have "client_category" as an association? (ie: client belongs_to
:category).
You could use the "group_by" method for collections, and select the
first off each group - that saves you doing a query per client, at the
cost of doing one large query and a load of Ruby iteration.

  Client.all.group_by(&:client_category).map(&:first)

... it's also easily chainable to write on one line (but you could
compress your own solution to one line with .inject instead of .select
- so it's not exactly much different my way, but possibly a little
more legible?)

At the end of the day, you're in the realms of doing some fudging to
get the data out you're after (as you've discovered), as you're not
doing something that's a natural fit for the DB or ORM. Sorry if
that's not massively helpful... just letting you know we feel your
pain.

Michael Pavling wrote in post #975879:

Comparing your solution to Tim's suggestion, I infer that you don't
have "client_category" as an association? (ie: client belongs_to
:category).

No, we do not have any association by that name. The data originates off
site and we do not know what client_categories are even possible or what
the codes mean.

You could use the "group_by" method for collections, and select the
first off each group - that saves you doing a query per client, at the
cost of doing one large query and a load of Ruby iteration.

  Client.all.group_by(&:client_category).map(&:first)

Could you explain the '&:' idiom to me? I cannot seem to find any
examples of it by googling.

At the end of the day, you're in the realms of doing some fudging to
get the data out you're after (as you've discovered), as you're not
doing something that's a natural fit for the DB or ORM. Sorry if
that's not massively helpful... just letting you know we feel your
pain.

Thanks. Misery shared is misery lessened.

Michael Pavling wrote in post #975879:

> You could use the "group_by" method for collections, and select the
> first off each group - that saves you doing a query per client, at the
> cost of doing one large query and a load of Ruby iteration.

> Client.all.group_by(&:client_category).map(&:first)

Could you explain the '&:' idiom to me? I cannot seem to find any
examples of it by googling.

foo(&:bar) is basically short hand for foo {|f| f.bar}. You'll
probably get more google hits by searching for Sym to_proc

Fred

Frederick Cheung wrote in post #975887:

foo(&:bar) is basically short hand for foo {|f| f.bar}. You'll
probably get more google hits by searching for Sym to_proc

Fred

Thanks. I indeed did have more success with 'Sym to proc'. Of course
the bar was set rather low given I found nothing the other way.

BTW I realized my original desire with a little ( actually a great deal
of ) help from the PostgreSQL list.

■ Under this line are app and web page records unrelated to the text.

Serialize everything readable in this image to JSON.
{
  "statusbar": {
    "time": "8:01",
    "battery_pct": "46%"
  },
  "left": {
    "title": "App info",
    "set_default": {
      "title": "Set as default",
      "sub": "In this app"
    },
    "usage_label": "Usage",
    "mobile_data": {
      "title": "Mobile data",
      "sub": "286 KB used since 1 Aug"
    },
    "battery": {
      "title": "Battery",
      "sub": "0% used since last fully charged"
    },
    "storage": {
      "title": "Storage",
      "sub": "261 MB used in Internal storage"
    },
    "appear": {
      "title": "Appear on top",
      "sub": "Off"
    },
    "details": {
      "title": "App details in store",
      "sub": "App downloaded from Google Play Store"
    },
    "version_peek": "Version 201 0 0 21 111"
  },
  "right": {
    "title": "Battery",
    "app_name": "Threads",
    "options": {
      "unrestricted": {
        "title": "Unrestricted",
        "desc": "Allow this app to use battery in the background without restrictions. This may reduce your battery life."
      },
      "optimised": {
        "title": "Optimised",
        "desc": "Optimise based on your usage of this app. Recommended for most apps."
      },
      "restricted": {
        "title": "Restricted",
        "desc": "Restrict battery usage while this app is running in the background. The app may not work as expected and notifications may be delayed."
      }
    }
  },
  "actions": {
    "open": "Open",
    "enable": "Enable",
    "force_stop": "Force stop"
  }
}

The following works like a champ,
but only for PostgreSQL as far as I know.

> cset = Client.select("DISTINCT ON(client_category) *")
=> [ . . .
>
> cset.size
=> 6
> cset[0]
=> #<Client id: 587, dollar_value_total:
#<BigDecimal:2b1ebb23a910,'0.974E3',9(18)>, dollar_value_currency_code:
"CAD", expected_at: "2010-07-19 04:00:00", expected_to: "133",
client_category: "0492", office_code_for_unlading: " ",
service_priority: " ", service_option_identifier: "00257", . . .,
lock_version: 0>

The DISTINCT ON extension might be of some interest to those working in
PostgreSQl.

James Byrne wrote in post #975885:

Could you explain the '&:' idiom to me? I cannot seem to find any
examples of it by googling.

These two posts were helpful for me:
http://jlaine.net/2008/5/8/amp-lified
http://swaggadocio.com/post/287689063

P.S. The example JLaine uses to illustrate implicit conversion is
incorrect, the rest of the article is fine though.